2 tbsp. extra-virgin olive oil
1/2 sweet onion, diced
2 cloves garlic, minced
1 medium zucchini, halved lengthwise and thinly sliced
2 1/2 c. store-bought red salsa
2 tbsp. chipotle peppers in adobo sauce, minced
1 1/2 c. low-sodium chicken broth
14 oz. thick tortilla chips
Juice and zest of 2 limes
kosher salt & black pepper
1/2 c. queso fresco, crumbled, for garnish
1/2 bunch fresh cilantro leaves, roughly chopped, for garnish
1/2 avocado, thinly sliced, for garnish
Lime wedges, for garnish

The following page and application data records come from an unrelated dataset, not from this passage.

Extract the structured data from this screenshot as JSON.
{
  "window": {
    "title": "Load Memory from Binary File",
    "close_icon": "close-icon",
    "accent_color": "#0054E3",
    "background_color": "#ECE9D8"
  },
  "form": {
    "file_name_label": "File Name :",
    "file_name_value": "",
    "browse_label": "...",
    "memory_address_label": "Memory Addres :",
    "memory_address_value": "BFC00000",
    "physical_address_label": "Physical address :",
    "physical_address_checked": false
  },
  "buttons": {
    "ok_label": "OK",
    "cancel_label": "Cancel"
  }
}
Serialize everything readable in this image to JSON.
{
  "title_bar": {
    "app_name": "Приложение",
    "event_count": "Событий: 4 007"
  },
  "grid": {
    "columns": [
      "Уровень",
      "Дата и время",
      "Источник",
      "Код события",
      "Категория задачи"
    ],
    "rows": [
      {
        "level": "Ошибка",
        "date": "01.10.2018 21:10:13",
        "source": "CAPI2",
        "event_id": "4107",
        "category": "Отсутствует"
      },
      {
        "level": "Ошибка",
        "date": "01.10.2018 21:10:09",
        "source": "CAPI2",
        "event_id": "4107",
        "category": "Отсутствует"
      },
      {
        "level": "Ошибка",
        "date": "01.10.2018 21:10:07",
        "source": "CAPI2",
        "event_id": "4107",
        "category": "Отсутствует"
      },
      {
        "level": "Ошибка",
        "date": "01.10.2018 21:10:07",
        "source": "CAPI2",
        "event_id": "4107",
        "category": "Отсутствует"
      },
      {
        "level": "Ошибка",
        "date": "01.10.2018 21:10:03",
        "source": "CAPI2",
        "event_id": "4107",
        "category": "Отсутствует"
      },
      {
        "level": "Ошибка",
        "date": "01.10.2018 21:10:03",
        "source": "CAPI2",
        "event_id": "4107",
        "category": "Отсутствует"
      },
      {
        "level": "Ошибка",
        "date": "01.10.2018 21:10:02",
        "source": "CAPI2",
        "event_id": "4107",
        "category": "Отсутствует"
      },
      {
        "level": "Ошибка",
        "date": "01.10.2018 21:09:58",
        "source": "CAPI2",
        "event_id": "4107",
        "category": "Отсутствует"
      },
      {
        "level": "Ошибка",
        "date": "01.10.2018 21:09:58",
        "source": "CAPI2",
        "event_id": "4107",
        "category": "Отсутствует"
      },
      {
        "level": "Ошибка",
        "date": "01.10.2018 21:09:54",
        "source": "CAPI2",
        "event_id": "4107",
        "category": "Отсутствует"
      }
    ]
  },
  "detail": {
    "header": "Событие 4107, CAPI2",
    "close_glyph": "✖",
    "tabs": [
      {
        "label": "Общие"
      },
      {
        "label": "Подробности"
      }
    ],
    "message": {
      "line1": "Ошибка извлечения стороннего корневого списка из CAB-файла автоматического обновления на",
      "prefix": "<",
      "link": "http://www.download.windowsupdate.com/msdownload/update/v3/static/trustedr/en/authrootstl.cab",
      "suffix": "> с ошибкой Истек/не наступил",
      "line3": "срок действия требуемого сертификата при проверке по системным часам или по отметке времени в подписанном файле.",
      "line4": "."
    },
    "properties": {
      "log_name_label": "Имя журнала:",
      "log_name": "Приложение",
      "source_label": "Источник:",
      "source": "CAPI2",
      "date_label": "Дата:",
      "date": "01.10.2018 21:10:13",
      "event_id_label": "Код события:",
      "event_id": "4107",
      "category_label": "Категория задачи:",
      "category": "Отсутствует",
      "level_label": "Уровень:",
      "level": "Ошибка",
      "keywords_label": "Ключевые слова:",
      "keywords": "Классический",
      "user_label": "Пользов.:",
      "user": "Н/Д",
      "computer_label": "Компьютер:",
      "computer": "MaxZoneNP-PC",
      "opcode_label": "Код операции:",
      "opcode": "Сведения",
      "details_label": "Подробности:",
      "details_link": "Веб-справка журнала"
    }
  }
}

- Preheat oven to 375°. In a large skillet over medium-high heat, add corn and sear, turning cobs every 2 minutes to evenly char. Remove corn from skillet and slice kernels off each cob, discarding the cobs. Or save them for corn chowder!
- Pour oil into skillet and cook onion and garlic, 2 to 3 minutes. Reduce heat to medium and continue to cook, 2 minutes. Stir in zucchini and cook, 4 to 5 minutes more. Add corn and toss together. Remove half the mixture from skillet and set aside.
- Add salsa, adobo, and broth and stir together. Bring mixture to a boil and begin adding tortilla chips, a handful at a time, folding gently to coat every chip. Allow chips to soak up some liquid before adding more. Repeat until all chips have been added and evenly mixed.
- Add lime zest and juice, season with salt and pepper, and gently fold together. Bake until all liquid has been absorbed, 12 to 15 minutes. Finish chilaquiles by topping with remaining zucchini and corn mixture, queso fresco, sliced avocados, and cilantro. Serve with lime wedges.